Constitutional Issue. The first 69 pages of the opinion dealt with the constitutionality issue as to the structure of the CFPB. The court concluded that, in order to appropriately maintain the effect of the Executive Branch, an independent agency must either have a multi-member board or the president must have the authority to remove the director at will rather than only “for cause.” The remedy put into place by this court is to conclude that the CFPB director must be dismissible at will by the president.
FYI, there are three agencies that don’t fit the analysis including the Social Security Administration, FHFA, and the Office of Special Counsel. Another single executive agency, the Office of Comptroller of the Currency, is safe as the comptroller is removable at will. Therefore, that agency’s constitutional validity should not be at question. And the court found appropriate protections or limitations as to the other three.

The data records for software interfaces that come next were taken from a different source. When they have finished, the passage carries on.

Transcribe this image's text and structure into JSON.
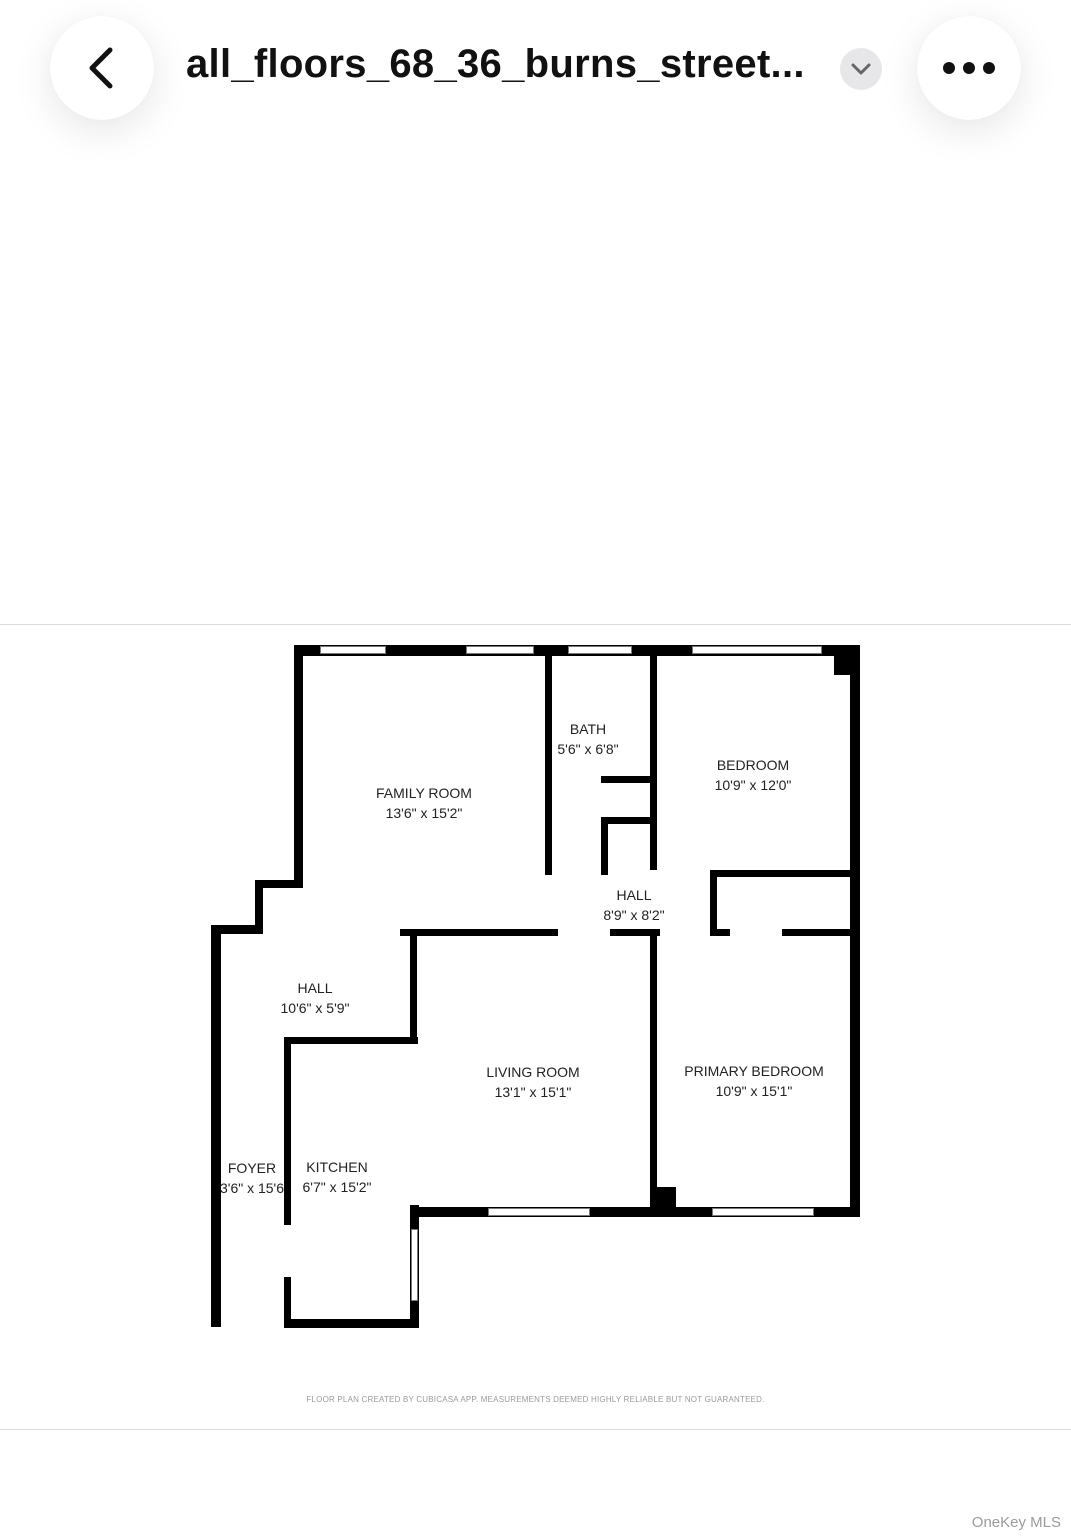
{
  "header": {
    "back_icon": "chevron-left-icon",
    "file_title": "all_floors_68_36_burns_street...",
    "dropdown_icon": "chevron-down-icon",
    "more_icon": "more-horizontal-icon"
  },
  "floor_plan": {
    "rooms": [
      {
        "name": "FAMILY ROOM",
        "dims": "13'6\" x 15'2\""
      },
      {
        "name": "BATH",
        "dims": "5'6\" x 6'8\""
      },
      {
        "name": "BEDROOM",
        "dims": "10'9\" x 12'0\""
      },
      {
        "name": "HALL",
        "dims": "8'9\" x 8'2\""
      },
      {
        "name": "HALL",
        "dims": "10'6\" x 5'9\""
      },
      {
        "name": "LIVING ROOM",
        "dims": "13'1\" x 15'1\""
      },
      {
        "name": "PRIMARY BEDROOM",
        "dims": "10'9\" x 15'1\""
      },
      {
        "name": "FOYER",
        "dims": "3'6\" x 15'6"
      },
      {
        "name": "KITCHEN",
        "dims": "6'7\" x 15'2\""
      }
    ],
    "credit": "FLOOR PLAN CREATED BY CUBICASA APP. MEASUREMENTS DEEMED HIGHLY RELIABLE BUT NOT GUARANTEED."
  },
  "watermark": "OneKey MLS"
}
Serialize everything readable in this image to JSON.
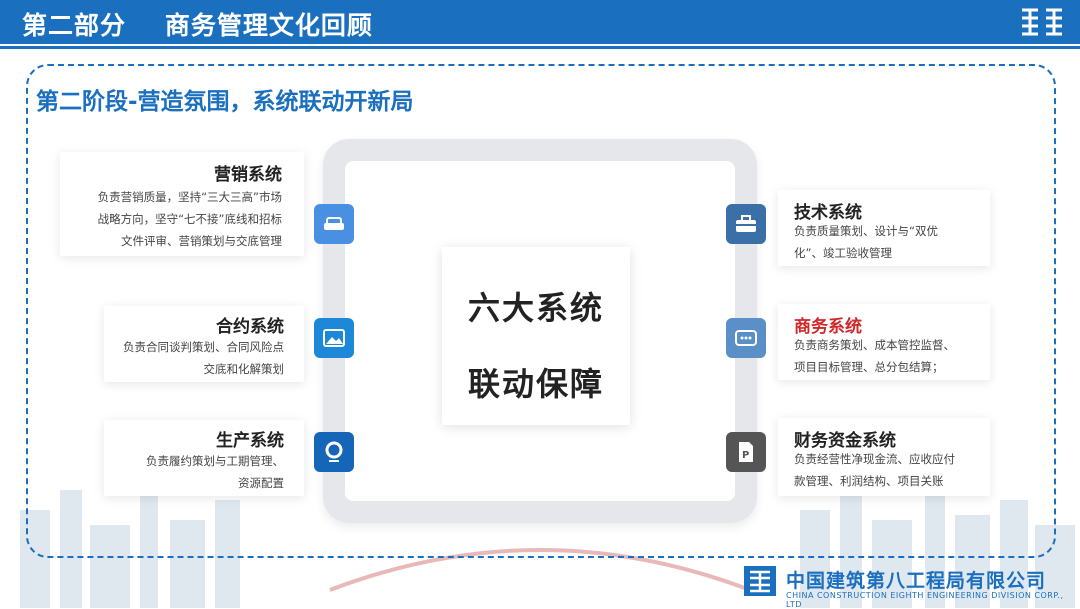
{
  "header": {
    "title": "第二部分    商务管理文化回顾"
  },
  "phase_title": "第二阶段-营造氛围，系统联动开新局",
  "center": {
    "line1": "六大系统",
    "line2": "联动保障"
  },
  "left_systems": [
    {
      "title": "营销系统",
      "desc": [
        "负责营销质量，坚持“三大三高”市场",
        "战略方向，坚守“七不接”底线和招标",
        "文件评审、营销策划与交底管理"
      ],
      "icon": "sofa-icon",
      "color": "#4a90e2"
    },
    {
      "title": "合约系统",
      "desc": [
        "负责合同谈判策划、合同风险点",
        "交底和化解策划"
      ],
      "icon": "image-icon",
      "color": "#1e88d8"
    },
    {
      "title": "生产系统",
      "desc": [
        "负责履约策划与工期管理、",
        "资源配置"
      ],
      "icon": "location-icon",
      "color": "#1565b8"
    }
  ],
  "right_systems": [
    {
      "title": "技术系统",
      "desc": [
        "负责质量策划、设计与“双优",
        "化”、竣工验收管理"
      ],
      "icon": "briefcase-icon",
      "color": "#3a6fa8",
      "highlight": false
    },
    {
      "title": "商务系统",
      "desc": [
        "负责商务策划、成本管控监督、",
        "项目目标管理、总分包结算；"
      ],
      "icon": "chat-icon",
      "color": "#5b8fc8",
      "highlight": true
    },
    {
      "title": "财务资金系统",
      "desc": [
        "负责经营性净现金流、应收应付",
        "款管理、利润结构、项目关账"
      ],
      "icon": "document-icon",
      "color": "#555555",
      "highlight": false
    }
  ],
  "colors": {
    "brand": "#1a6fbe",
    "highlight": "#d0282a"
  },
  "footer": {
    "company_cn": "中国建筑第八工程局有限公司",
    "company_en": "CHINA CONSTRUCTION EIGHTH ENGINEERING DIVISION CORP., LTD"
  }
}
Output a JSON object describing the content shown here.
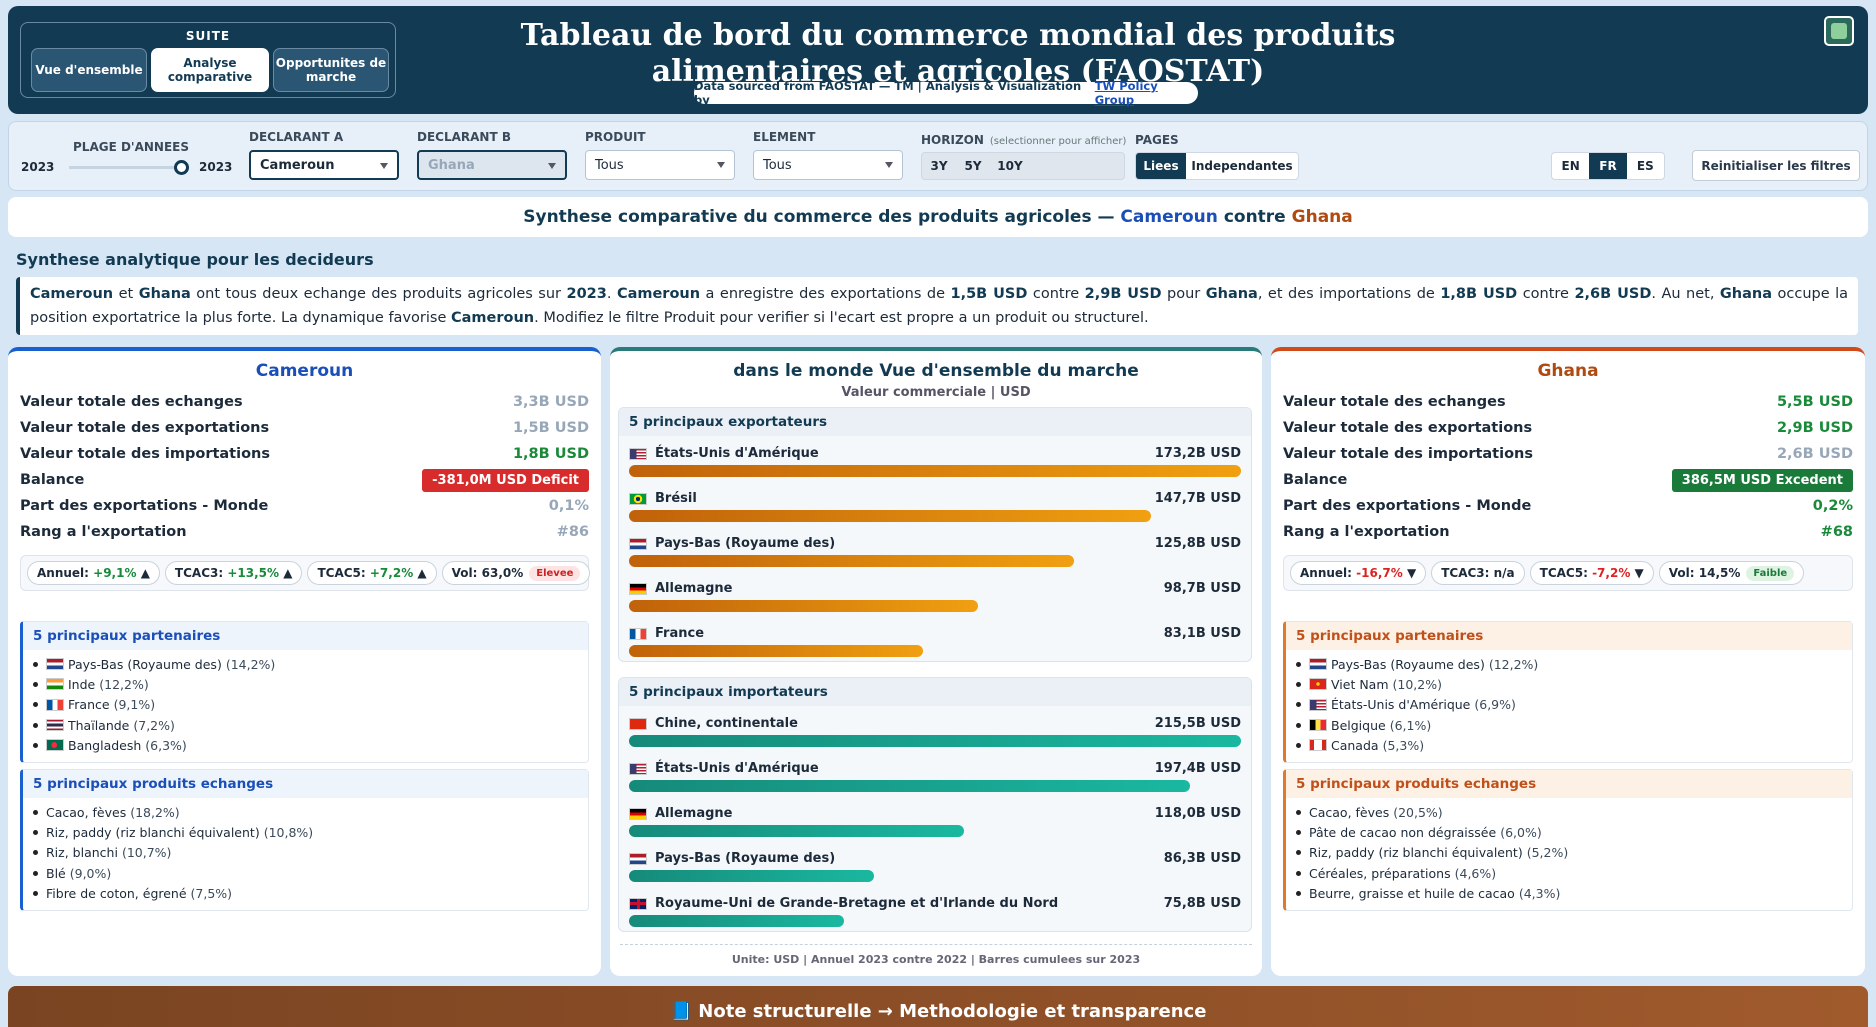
{
  "header": {
    "suite_title": "SUITE",
    "suite_buttons": [
      "Vue d'ensemble",
      "Analyse comparative",
      "Opportunites de marche"
    ],
    "title": "Tableau de bord du commerce mondial des produits alimentaires et agricoles (FAOSTAT)",
    "source_text": "Data sourced from FAOSTAT — TM | Analysis & Visualization by",
    "source_link": "TW Policy Group",
    "logo_icon": "tw-logo"
  },
  "filters": {
    "years_label": "PLAGE D'ANNEES",
    "year_from": "2023",
    "year_to": "2023",
    "reporter_a_label": "DECLARANT A",
    "reporter_a": "Cameroun",
    "reporter_b_label": "DECLARANT B",
    "reporter_b": "Ghana",
    "product_label": "PRODUIT",
    "product": "Tous",
    "element_label": "ELEMENT",
    "element": "Tous",
    "horizon_label": "HORIZON",
    "horizon_hint": "(selectionner pour afficher)",
    "horizons": [
      "3Y",
      "5Y",
      "10Y"
    ],
    "pages_label": "PAGES",
    "pages": [
      "Liees",
      "Independantes"
    ],
    "languages": [
      "EN",
      "FR",
      "ES"
    ],
    "reset_label": "Reinitialiser les filtres"
  },
  "synthesis": {
    "prefix": "Synthese comparative du commerce des produits agricoles —",
    "a": "Cameroun",
    "mid": "contre",
    "b": "Ghana"
  },
  "executive": {
    "title": "Synthese analytique pour les decideurs",
    "t1": "Cameroun",
    "t2": " et ",
    "t3": "Ghana",
    "t4": " ont tous deux echange des produits agricoles sur ",
    "t5": "2023",
    "t6": ". ",
    "t7": "Cameroun",
    "t8": " a enregistre des exportations de ",
    "t9": "1,5B USD",
    "t10": " contre ",
    "t11": "2,9B USD",
    "t12": " pour ",
    "t13": "Ghana",
    "t14": ", et des importations de ",
    "t15": "1,8B USD",
    "t16": " contre ",
    "t17": "2,6B USD",
    "t18": ". Au net, ",
    "t19": "Ghana",
    "t20": " occupe la position exportatrice la plus forte. La dynamique favorise ",
    "t21": "Cameroun",
    "t22": ". Modifiez le filtre Produit pour verifier si l'ecart est propre a un produit ou structurel."
  },
  "cameroun": {
    "title": "Cameroun",
    "kpis": [
      {
        "label": "Valeur totale des echanges",
        "value": "3,3B USD"
      },
      {
        "label": "Valeur totale des exportations",
        "value": "1,5B USD"
      },
      {
        "label": "Valeur totale des importations",
        "value": "1,8B USD"
      },
      {
        "label": "Balance",
        "value": "-381,0M USD Deficit"
      },
      {
        "label": "Part des exportations - Monde",
        "value": "0,1%"
      },
      {
        "label": "Rang a l'exportation",
        "value": "#86"
      }
    ],
    "pills": {
      "annual_label": "Annuel:",
      "annual": "+9,1%",
      "cagr3_label": "TCAC3:",
      "cagr3": "+13,5%",
      "cagr5_label": "TCAC5:",
      "cagr5": "+7,2%",
      "vol_label": "Vol:",
      "vol": "63,0%",
      "vol_tag": "Elevee"
    },
    "partners_title": "5 principaux partenaires",
    "partners": [
      {
        "name": "Pays-Bas (Royaume des)",
        "share": "(14,2%)",
        "flag": "NL"
      },
      {
        "name": "Inde",
        "share": "(12,2%)",
        "flag": "IN"
      },
      {
        "name": "France",
        "share": "(9,1%)",
        "flag": "FR"
      },
      {
        "name": "Thaïlande",
        "share": "(7,2%)",
        "flag": "TH"
      },
      {
        "name": "Bangladesh",
        "share": "(6,3%)",
        "flag": "BD"
      }
    ],
    "products_title": "5 principaux produits echanges",
    "products": [
      {
        "name": "Cacao, fèves",
        "share": "(18,2%)"
      },
      {
        "name": "Riz, paddy (riz blanchi équivalent)",
        "share": "(10,8%)"
      },
      {
        "name": "Riz, blanchi",
        "share": "(10,7%)"
      },
      {
        "name": "Blé",
        "share": "(9,0%)"
      },
      {
        "name": "Fibre de coton, égrené",
        "share": "(7,5%)"
      }
    ]
  },
  "world": {
    "title": "dans le monde Vue d'ensemble du marche",
    "subtitle": "Valeur commerciale | USD",
    "exporters_title": "5 principaux exportateurs",
    "exporters": [
      {
        "name": "États-Unis d'Amérique",
        "value": "173,2B USD",
        "amount": 173.2,
        "flag": "US"
      },
      {
        "name": "Brésil",
        "value": "147,7B USD",
        "amount": 147.7,
        "flag": "BR"
      },
      {
        "name": "Pays-Bas (Royaume des)",
        "value": "125,8B USD",
        "amount": 125.8,
        "flag": "NL"
      },
      {
        "name": "Allemagne",
        "value": "98,7B USD",
        "amount": 98.7,
        "flag": "DE"
      },
      {
        "name": "France",
        "value": "83,1B USD",
        "amount": 83.1,
        "flag": "FR"
      }
    ],
    "importers_title": "5 principaux importateurs",
    "importers": [
      {
        "name": "Chine, continentale",
        "value": "215,5B USD",
        "amount": 215.5,
        "flag": "CN"
      },
      {
        "name": "États-Unis d'Amérique",
        "value": "197,4B USD",
        "amount": 197.4,
        "flag": "US"
      },
      {
        "name": "Allemagne",
        "value": "118,0B USD",
        "amount": 118.0,
        "flag": "DE"
      },
      {
        "name": "Pays-Bas (Royaume des)",
        "value": "86,3B USD",
        "amount": 86.3,
        "flag": "NL"
      },
      {
        "name": "Royaume-Uni de Grande-Bretagne et d'Irlande du Nord",
        "value": "75,8B USD",
        "amount": 75.8,
        "flag": "GB"
      }
    ],
    "footer": "Unite: USD | Annuel 2023 contre 2022 | Barres cumulees sur 2023"
  },
  "ghana": {
    "title": "Ghana",
    "kpis": [
      {
        "label": "Valeur totale des echanges",
        "value": "5,5B USD"
      },
      {
        "label": "Valeur totale des exportations",
        "value": "2,9B USD"
      },
      {
        "label": "Valeur totale des importations",
        "value": "2,6B USD"
      },
      {
        "label": "Balance",
        "value": "386,5M USD Excedent"
      },
      {
        "label": "Part des exportations - Monde",
        "value": "0,2%"
      },
      {
        "label": "Rang a l'exportation",
        "value": "#68"
      }
    ],
    "pills": {
      "annual_label": "Annuel:",
      "annual": "-16,7%",
      "cagr3_label": "TCAC3:",
      "cagr3": "n/a",
      "cagr5_label": "TCAC5:",
      "cagr5": "-7,2%",
      "vol_label": "Vol:",
      "vol": "14,5%",
      "vol_tag": "Faible"
    },
    "partners_title": "5 principaux partenaires",
    "partners": [
      {
        "name": "Pays-Bas (Royaume des)",
        "share": "(12,2%)",
        "flag": "NL"
      },
      {
        "name": "Viet Nam",
        "share": "(10,2%)",
        "flag": "VN"
      },
      {
        "name": "États-Unis d'Amérique",
        "share": "(6,9%)",
        "flag": "US"
      },
      {
        "name": "Belgique",
        "share": "(6,1%)",
        "flag": "BE"
      },
      {
        "name": "Canada",
        "share": "(5,3%)",
        "flag": "CA"
      }
    ],
    "products_title": "5 principaux produits echanges",
    "products": [
      {
        "name": "Cacao, fèves",
        "share": "(20,5%)"
      },
      {
        "name": "Pâte de cacao non dégraissée",
        "share": "(6,0%)"
      },
      {
        "name": "Riz, paddy (riz blanchi équivalent)",
        "share": "(5,2%)"
      },
      {
        "name": "Céréales, préparations",
        "share": "(4,6%)"
      },
      {
        "name": "Beurre, graisse et huile de cacao",
        "share": "(4,3%)"
      }
    ]
  },
  "note": {
    "icon": "book-icon",
    "text": "Note structurelle → Methodologie et transparence"
  },
  "colors": {
    "header_bg": "#123a52",
    "cameroun": "#1a4fb8",
    "ghana": "#b04a10",
    "positive": "#1a8a3a",
    "negative": "#d22222"
  }
}
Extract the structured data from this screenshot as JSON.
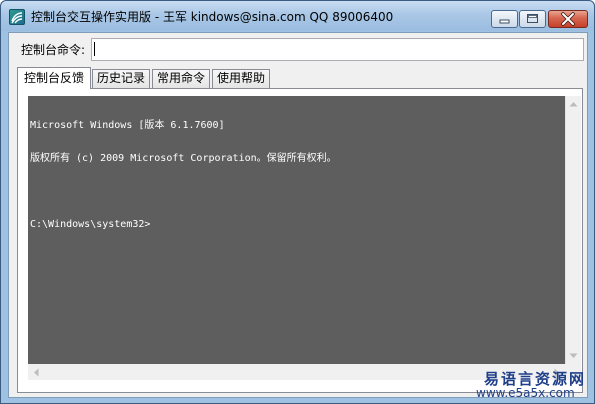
{
  "window": {
    "title": "控制台交互操作实用版 - 王军 kindows@sina.com  QQ 89006400",
    "icons": {
      "app": "console-app-icon",
      "minimize": "minimize-icon",
      "maximize": "maximize-icon",
      "close": "close-icon"
    }
  },
  "command": {
    "label": "控制台命令:",
    "value": ""
  },
  "tabs": [
    {
      "label": "控制台反馈",
      "active": true
    },
    {
      "label": "历史记录",
      "active": false
    },
    {
      "label": "常用命令",
      "active": false
    },
    {
      "label": "使用帮助",
      "active": false
    }
  ],
  "console": {
    "lines": [
      "Microsoft Windows [版本 6.1.7600]",
      "版权所有 (c) 2009 Microsoft Corporation。保留所有权利。",
      "",
      "C:\\Windows\\system32>"
    ],
    "background": "#5e5e5e",
    "foreground": "#ffffff"
  },
  "watermark": {
    "name": "易语言资源网",
    "url": "www.e5a5x.com"
  },
  "colors": {
    "titlebar": "#a9c7e6",
    "close_button": "#c4412a",
    "client_bg": "#f0f0f0"
  }
}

RESPA. The court then totally struck the CFPB’s interpretation of the anti-kickback provisions in RESPA. The law and the rule have an explicit exception for “payment to any person of a bona fide salary or compensation or other payment for goods or facilities actually furnished or for services actually performed.” HUD had long standing letters and interpretations explicitly permitting the reinsurance scenario. The only issue in this case, then, is whether the reinsurance premiums were at “reasonable market value.” According to the court, “the basic statutory question in this case is not a close call.
This part of the opinion is very important to community bankers as I believe it strikes at the heart of the guidance published last year by the CFPB on marketing services agreements. If the contracts provide for services that are actually performed and the payment is at reasonable market value, then these agreements should be valid.
Statute of Limitations. Cordray held in his administrative opinion that the statute of limitations in RESPA did not apply to him. He concluded that the Dodd Frank Act’s enforcement authority granted to the CFPB authorized administrative actions that were not bound by other statutes and their specific limitations provisions. The court disagreed and concluded that the CFPB’s enforcement authority is in fact limited by the “statutes of limitations of the various federal consumer protection laws it is charged with enforcing.” RESPA has a one year limitation period for court actions and a three year period for administrative ones. Thus, the three years applies here. This is just not ambiguous in RESPA, and the Dodd Frank Act doesn’t override this. This part of the opinion also means that the CFPB can’t ignore the clear statutes of limitation in the other 18 laws assigned by DFA to it.
There is a very good discussion of the core American jurisprudence concept of due process in this part of the opinion. I particularly like this quote from Satellite Broadcasting Co. v. FCC: “Traditional concepts of due process…preclude an agency from penalizing a private party for violating a rule without first providing adequate notice of the substance of the rule…Otherwise the practice of administrative law would come to resemble ‘Russian Roulette.'” I would argue that the current ADA application to private websites-without any rulemaking on the part of the Department of Justice-would also fall within this prohibition!
For more information contact: Karen M. Neeley.